"That would be considered contraband," said a guard at a federal penitentiary. "He would have to wear standard prison attire like every other inmate because those are the rules and also for his own protection. Most people hate the Red Sox and would probably try to kill him. Hell, I'd probably shank him myself and I barely even follow baseball."
With the final month of the regular season fast approaching and their outfield situation a question mark due to Jacoby Ellsbury's injury problems, the Boston Red Sox made a bold move today by signing 65-year-old singer-songwriter John Fogerty to play centerfield.

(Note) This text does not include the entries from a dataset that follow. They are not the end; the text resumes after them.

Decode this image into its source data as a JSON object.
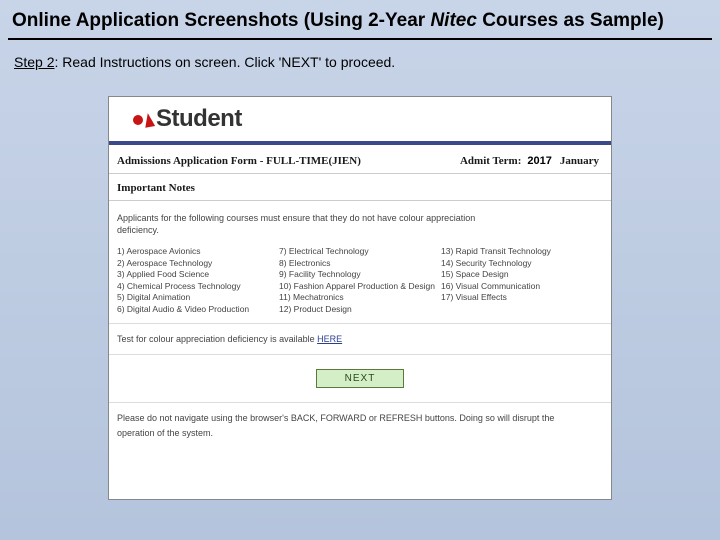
{
  "page": {
    "title_pre": "Online Application Screenshots (Using 2-Year ",
    "title_italic": "Nitec",
    "title_post": " Courses as Sample)"
  },
  "step": {
    "label": "Step 2",
    "text": ": Read Instructions on screen. Click 'NEXT' to proceed."
  },
  "screenshot": {
    "logo_text": "Student",
    "form_title": "Admissions Application Form - FULL-TIME(JIEN)",
    "admit_term_label": "Admit Term:",
    "year": "2017",
    "month": "January",
    "important_label": "Important Notes",
    "note_line1": "Applicants for the following courses must ensure that they do not have colour appreciation",
    "note_line2": "deficiency.",
    "courses_col1": [
      "1) Aerospace Avionics",
      "2) Aerospace Technology",
      "3) Applied Food Science",
      "4) Chemical Process Technology",
      "5) Digital Animation",
      "6) Digital Audio & Video Production"
    ],
    "courses_col2": [
      "7) Electrical Technology",
      "8) Electronics",
      "9) Facility Technology",
      "10) Fashion Apparel Production & Design",
      "11) Mechatronics",
      "12) Product Design"
    ],
    "courses_col3": [
      "13) Rapid Transit Technology",
      "14) Security Technology",
      "15) Space Design",
      "16) Visual Communication",
      "17) Visual Effects"
    ],
    "test_text": "Test for colour appreciation deficiency is available ",
    "test_link": "HERE",
    "next_label": "NEXT",
    "footer_line1": "Please do not navigate using the browser's BACK, FORWARD or REFRESH buttons. Doing so will disrupt the",
    "footer_line2": "operation of the system."
  }
}
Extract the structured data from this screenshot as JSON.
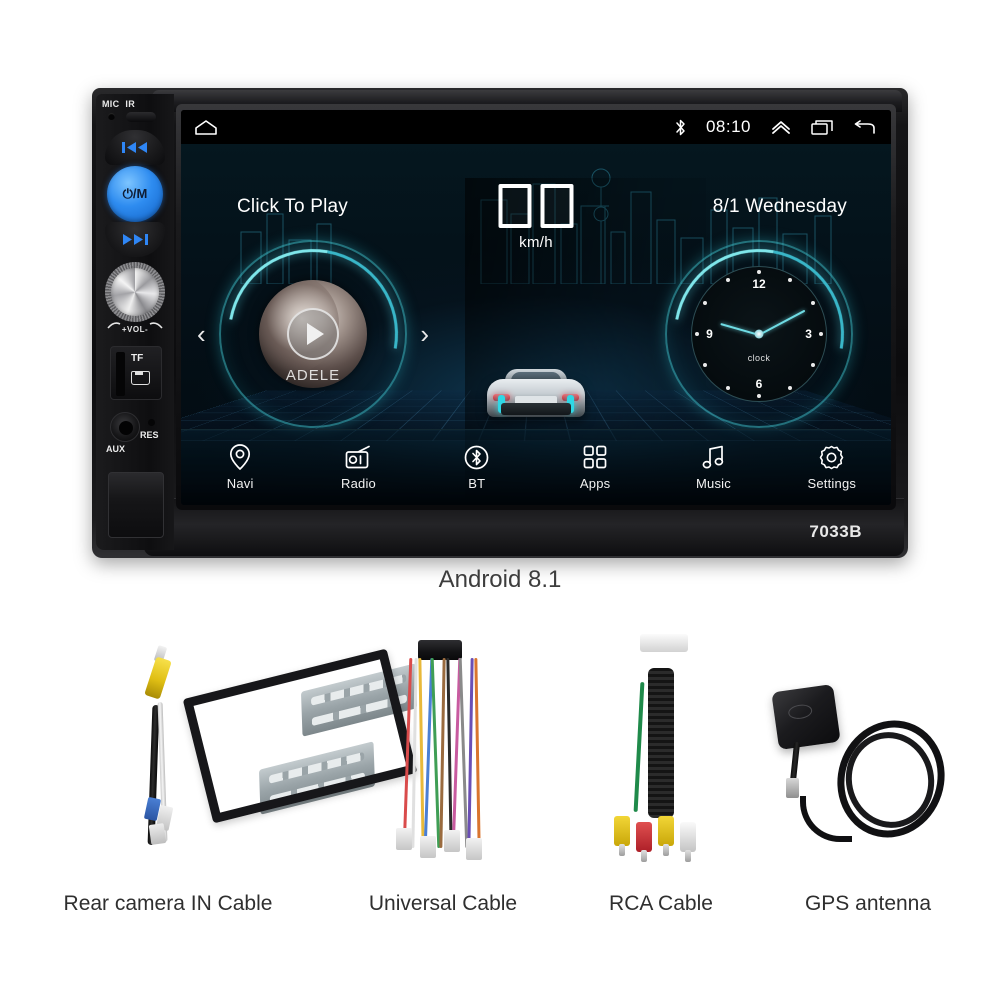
{
  "product": {
    "model_badge": "7033B",
    "os_caption": "Android 8.1"
  },
  "head_unit": {
    "panel_labels": {
      "mic": "MIC",
      "ir": "IR",
      "power": "⏻/M",
      "volume": "+VOL-",
      "tf": "TF",
      "aux": "AUX",
      "res": "RES"
    },
    "buttons": {
      "prev_icon": "previous-track-icon",
      "next_icon": "next-track-icon",
      "power_icon": "power-mode-icon",
      "volume_knob_icon": "volume-knob"
    }
  },
  "screen": {
    "status_bar": {
      "home_icon": "home-icon",
      "bluetooth_icon": "bluetooth-icon",
      "clock": "08:10",
      "expand_icon": "chevron-up-icon",
      "recents_icon": "recent-apps-icon",
      "back_icon": "back-arrow-icon"
    },
    "hint_text": "Click To Play",
    "date_text": "8/1 Wednesday",
    "speed": {
      "digit_1": "",
      "digit_2": "",
      "unit": "km/h"
    },
    "music_widget": {
      "artist": "ADELE",
      "play_icon": "play-icon",
      "prev_arrow": "‹",
      "next_arrow": "›"
    },
    "clock_widget": {
      "label": "clock",
      "numerals": [
        "12",
        "3",
        "6",
        "9"
      ]
    },
    "dock": [
      {
        "label": "Navi",
        "icon": "map-pin-icon"
      },
      {
        "label": "Radio",
        "icon": "radio-icon"
      },
      {
        "label": "BT",
        "icon": "bluetooth-icon"
      },
      {
        "label": "Apps",
        "icon": "grid-apps-icon"
      },
      {
        "label": "Music",
        "icon": "music-note-icon"
      },
      {
        "label": "Settings",
        "icon": "gear-icon"
      }
    ]
  },
  "accessories": [
    {
      "caption": "Rear camera IN Cable"
    },
    {
      "caption": "Universal Cable"
    },
    {
      "caption": "RCA Cable"
    },
    {
      "caption": "GPS antenna"
    }
  ],
  "colors": {
    "accent_teal": "#3cc8d2",
    "accent_blue": "#2e8cf0",
    "screen_bg": "#04080b",
    "chassis": "#121214",
    "text_light": "#ffffff",
    "caption_text": "#2f2f2f"
  }
}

The signing was announced in a press release from the team that read:
"Well, beat the drum and hold the phone the Sox signed John Fogerty today! / We're born again, there's new grass on the field. / A-roundin' third, and headin' for home, it's a brown-eyed handsome man. / And terms of the deal oh, whoa, they're not dis-clos-ed."
While the Red Sox trumpeted Fogerty's signing as the missing piece that will propel them back into playoff contention, others say it is just a desperate move by a desperate team.
"I'm not going to say it's as bad as only getting Jarrod Saltalamacchia at the trade deadline," said one A.L. general manager. "But it's nearly that bad. I'll be surprised if Fogerty is a noticeable improvement over Bill Hall. On the positive side, he does make their roster a little younger."
Fogerty, the former Creedence Clearwater Revival frontman who penned the hit "Centerfield" as a solo artist 25 years ago, has limited baseball experience. Although a scouting reported claims he "spent some time in the Mudville nine, watchin' it from the bench" and that he would "like to give this game a ride."
The singer has cancelled his remaining summer tour dates and will be in the lineup tonight after imploring manager Terry Francona to put him in.
"I'm ready to play today," said Fogerty. "However, I could use some new equipment, as all I have is a beat-up glove, a homemade bat and a brand-new pair of shoes."
The Red Sox also announced today that general manager Theo Epstein will seek treatment for a serious drug problem that began in late 2007.